    Jeff – I think these numbers are contradicting each other. Maybe something is left out, like commodity fuel costs? Less jobs per GWh would imply, especially in mature industries, that something costs less per GWh, because the primary cost of anything is split between two things – labor (even commodities are priced based somewhat on the labor needed to extract them) and the scarcity of the commodity itself. If labor costs alone are compared, less jobs per GWh is actually the goal in order to make the EE cost lower. Further, whatever the assumptions, some measure of the induced and indirect jobs from an activity are likely to be missed or miscalculated. Can’t we just go to the price we had originally? That has it all in there, one way or another, because everyone in the chain isn’t working for free, so the knowledge problem, as it’s called in Austrian Economics is already solved for us. No need to make it more complicated than what’s already been done for us by the market price.

  • Jeff ihnen says:

    Thanks Nick. You are correct – from an economic standpoint, EE is best, at least per ACEEE. My wonder was, how does this work from a jobs and materials perspective? I was thinking (guessing) that EE requires more labor per kWh, but even with more labor per kWh, the material cost savings, including commodity cost savings (EE vs added supply) more than make up for the extra labor costs of EE.

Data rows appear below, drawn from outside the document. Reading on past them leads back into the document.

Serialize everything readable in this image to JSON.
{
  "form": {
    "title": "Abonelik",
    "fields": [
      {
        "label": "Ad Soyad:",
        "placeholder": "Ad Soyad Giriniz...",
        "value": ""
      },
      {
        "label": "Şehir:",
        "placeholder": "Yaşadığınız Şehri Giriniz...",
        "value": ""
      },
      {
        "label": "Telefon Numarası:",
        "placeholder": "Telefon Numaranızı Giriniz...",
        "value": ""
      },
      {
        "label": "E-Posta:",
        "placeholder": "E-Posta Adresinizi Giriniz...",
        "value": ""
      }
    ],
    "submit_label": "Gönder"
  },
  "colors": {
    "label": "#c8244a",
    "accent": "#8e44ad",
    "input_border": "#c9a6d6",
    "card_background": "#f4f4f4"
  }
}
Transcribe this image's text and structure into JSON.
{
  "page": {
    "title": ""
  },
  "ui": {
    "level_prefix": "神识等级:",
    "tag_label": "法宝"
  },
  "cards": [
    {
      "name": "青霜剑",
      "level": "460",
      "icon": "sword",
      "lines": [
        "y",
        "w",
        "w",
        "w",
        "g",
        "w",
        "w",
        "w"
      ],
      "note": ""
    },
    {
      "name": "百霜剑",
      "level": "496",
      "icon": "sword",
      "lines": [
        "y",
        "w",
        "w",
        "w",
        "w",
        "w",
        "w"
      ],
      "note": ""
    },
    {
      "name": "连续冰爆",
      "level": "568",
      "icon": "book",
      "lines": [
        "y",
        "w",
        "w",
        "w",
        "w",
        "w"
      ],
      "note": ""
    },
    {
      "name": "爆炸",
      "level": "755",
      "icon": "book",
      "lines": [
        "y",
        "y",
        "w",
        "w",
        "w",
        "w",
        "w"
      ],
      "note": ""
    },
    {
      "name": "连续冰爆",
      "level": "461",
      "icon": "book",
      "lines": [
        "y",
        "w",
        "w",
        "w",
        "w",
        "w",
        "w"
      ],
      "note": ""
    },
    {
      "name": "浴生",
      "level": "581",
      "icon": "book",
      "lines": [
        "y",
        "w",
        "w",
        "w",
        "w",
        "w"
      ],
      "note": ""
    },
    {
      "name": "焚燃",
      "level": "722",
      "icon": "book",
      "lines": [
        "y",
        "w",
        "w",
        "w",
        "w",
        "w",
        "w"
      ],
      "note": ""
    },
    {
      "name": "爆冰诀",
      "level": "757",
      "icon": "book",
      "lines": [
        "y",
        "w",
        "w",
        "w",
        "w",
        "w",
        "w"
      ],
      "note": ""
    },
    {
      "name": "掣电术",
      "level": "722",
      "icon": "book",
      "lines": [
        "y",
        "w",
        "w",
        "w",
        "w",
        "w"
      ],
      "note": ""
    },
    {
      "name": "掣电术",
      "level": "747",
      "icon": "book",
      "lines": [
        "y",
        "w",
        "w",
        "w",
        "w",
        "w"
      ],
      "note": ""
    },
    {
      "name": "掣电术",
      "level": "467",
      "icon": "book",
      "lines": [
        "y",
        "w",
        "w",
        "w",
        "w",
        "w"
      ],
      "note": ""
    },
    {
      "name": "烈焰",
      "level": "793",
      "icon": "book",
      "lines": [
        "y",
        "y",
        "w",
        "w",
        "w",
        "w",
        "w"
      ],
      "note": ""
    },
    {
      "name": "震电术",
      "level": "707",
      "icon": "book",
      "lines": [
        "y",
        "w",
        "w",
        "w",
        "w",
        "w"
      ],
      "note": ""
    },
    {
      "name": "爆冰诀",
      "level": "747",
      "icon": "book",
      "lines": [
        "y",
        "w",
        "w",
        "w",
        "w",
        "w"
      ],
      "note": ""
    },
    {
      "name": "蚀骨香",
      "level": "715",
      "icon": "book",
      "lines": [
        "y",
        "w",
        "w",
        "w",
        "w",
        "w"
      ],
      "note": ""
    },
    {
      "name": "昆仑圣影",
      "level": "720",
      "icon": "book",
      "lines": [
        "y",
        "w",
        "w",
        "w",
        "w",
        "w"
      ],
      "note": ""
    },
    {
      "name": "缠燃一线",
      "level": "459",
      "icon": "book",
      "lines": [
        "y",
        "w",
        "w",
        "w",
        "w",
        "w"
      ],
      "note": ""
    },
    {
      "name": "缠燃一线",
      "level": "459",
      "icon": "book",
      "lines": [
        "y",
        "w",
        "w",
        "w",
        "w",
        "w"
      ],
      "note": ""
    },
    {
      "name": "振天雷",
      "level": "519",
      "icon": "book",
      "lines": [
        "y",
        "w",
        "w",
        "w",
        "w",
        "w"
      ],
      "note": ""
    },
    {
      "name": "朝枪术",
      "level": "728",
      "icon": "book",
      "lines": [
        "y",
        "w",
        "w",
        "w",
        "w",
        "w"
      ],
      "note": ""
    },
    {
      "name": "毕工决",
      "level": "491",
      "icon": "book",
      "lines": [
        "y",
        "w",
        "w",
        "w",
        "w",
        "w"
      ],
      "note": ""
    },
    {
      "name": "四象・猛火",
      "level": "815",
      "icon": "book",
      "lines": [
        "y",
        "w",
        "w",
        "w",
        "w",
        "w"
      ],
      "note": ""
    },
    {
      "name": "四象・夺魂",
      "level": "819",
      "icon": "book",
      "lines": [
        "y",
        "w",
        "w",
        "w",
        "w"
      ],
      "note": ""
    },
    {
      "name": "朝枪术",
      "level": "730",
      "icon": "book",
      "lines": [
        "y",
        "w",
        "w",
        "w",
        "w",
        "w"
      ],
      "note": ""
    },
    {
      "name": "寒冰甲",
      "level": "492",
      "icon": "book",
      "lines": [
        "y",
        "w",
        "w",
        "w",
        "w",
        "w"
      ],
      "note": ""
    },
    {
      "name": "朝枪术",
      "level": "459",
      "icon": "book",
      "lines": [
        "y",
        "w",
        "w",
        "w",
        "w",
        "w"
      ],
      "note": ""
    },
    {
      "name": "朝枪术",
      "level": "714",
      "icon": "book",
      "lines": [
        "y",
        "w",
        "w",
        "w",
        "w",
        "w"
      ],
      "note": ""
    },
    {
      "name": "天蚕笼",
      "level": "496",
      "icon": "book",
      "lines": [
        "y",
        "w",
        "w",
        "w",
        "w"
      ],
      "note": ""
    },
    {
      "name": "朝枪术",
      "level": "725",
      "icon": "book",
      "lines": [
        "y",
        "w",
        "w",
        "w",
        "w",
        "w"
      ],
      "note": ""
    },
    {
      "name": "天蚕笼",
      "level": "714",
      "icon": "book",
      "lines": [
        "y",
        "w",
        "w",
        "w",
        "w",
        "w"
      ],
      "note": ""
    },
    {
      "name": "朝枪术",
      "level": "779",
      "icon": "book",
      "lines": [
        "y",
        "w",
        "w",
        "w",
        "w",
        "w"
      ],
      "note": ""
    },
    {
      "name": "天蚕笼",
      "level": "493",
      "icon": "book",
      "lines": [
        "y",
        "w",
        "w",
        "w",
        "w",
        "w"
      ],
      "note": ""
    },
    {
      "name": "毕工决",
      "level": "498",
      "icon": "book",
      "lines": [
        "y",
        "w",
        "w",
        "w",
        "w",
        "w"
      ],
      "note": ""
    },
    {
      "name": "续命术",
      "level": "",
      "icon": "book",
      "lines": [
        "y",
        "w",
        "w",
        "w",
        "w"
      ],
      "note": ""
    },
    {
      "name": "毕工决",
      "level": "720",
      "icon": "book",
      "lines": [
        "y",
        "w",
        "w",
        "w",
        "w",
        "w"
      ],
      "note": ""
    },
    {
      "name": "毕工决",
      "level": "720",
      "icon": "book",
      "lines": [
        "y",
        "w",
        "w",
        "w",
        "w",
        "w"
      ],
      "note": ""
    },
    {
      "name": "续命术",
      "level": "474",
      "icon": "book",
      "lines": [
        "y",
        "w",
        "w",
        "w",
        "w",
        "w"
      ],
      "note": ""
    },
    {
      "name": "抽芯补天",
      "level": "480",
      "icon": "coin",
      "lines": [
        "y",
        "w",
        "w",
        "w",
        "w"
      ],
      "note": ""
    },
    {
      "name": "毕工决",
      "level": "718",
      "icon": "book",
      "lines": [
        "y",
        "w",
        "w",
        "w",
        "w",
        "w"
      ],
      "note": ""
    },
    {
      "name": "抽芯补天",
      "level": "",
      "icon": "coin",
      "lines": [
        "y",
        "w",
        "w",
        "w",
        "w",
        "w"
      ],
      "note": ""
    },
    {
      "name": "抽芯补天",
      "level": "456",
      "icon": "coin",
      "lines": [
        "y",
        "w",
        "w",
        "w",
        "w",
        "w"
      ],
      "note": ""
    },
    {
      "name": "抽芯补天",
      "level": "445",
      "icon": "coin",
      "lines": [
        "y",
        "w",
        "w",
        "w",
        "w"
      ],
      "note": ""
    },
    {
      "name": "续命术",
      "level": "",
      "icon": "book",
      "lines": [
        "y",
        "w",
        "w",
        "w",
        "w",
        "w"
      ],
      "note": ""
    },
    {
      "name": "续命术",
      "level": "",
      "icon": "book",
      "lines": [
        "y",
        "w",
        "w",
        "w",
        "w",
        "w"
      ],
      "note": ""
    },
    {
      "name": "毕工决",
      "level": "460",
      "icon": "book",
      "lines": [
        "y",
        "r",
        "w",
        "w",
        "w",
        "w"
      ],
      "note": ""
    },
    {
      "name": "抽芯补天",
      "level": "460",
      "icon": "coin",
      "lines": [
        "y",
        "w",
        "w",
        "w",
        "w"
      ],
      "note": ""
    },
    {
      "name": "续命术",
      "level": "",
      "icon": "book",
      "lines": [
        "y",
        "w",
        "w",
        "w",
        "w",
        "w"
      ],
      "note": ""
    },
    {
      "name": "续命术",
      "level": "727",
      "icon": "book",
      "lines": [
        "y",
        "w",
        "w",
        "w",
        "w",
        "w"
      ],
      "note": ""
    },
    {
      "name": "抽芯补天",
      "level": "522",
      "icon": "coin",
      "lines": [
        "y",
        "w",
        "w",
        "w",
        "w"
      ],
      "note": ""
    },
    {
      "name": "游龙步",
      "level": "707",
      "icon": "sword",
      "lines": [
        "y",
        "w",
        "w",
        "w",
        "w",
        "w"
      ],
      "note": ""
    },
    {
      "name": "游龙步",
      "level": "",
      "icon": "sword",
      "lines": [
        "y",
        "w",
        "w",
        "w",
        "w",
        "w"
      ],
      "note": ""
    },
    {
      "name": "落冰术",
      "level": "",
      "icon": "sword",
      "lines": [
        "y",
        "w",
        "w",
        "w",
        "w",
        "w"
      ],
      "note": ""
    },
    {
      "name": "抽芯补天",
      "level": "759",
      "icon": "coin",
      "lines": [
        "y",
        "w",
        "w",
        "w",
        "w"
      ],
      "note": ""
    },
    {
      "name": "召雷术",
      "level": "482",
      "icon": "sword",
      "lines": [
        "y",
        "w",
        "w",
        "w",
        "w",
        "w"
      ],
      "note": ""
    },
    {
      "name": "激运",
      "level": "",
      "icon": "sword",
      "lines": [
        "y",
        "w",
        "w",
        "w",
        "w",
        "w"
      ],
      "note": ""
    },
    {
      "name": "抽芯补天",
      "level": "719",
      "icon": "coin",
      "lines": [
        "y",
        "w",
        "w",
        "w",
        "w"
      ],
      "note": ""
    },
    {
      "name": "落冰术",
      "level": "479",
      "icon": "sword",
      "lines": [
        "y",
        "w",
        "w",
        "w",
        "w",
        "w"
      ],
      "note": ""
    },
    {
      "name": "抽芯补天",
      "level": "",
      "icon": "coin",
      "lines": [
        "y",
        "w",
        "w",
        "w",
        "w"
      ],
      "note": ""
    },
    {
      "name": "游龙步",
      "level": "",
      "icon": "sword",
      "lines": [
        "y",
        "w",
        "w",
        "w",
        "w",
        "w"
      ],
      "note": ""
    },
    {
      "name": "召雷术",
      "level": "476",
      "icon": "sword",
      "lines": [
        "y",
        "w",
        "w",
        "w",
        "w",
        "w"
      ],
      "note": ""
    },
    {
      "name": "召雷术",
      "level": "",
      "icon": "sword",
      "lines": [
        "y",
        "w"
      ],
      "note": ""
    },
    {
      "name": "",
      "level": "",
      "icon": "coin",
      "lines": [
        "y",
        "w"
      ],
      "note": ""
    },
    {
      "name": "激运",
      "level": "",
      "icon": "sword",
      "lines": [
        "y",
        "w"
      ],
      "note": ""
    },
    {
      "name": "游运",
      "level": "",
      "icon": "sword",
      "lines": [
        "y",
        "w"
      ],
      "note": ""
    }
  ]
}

    Therefore, according to these studies, we get the best of both worlds – more jobs, and a lower cost resource.

    Hope this makes sense.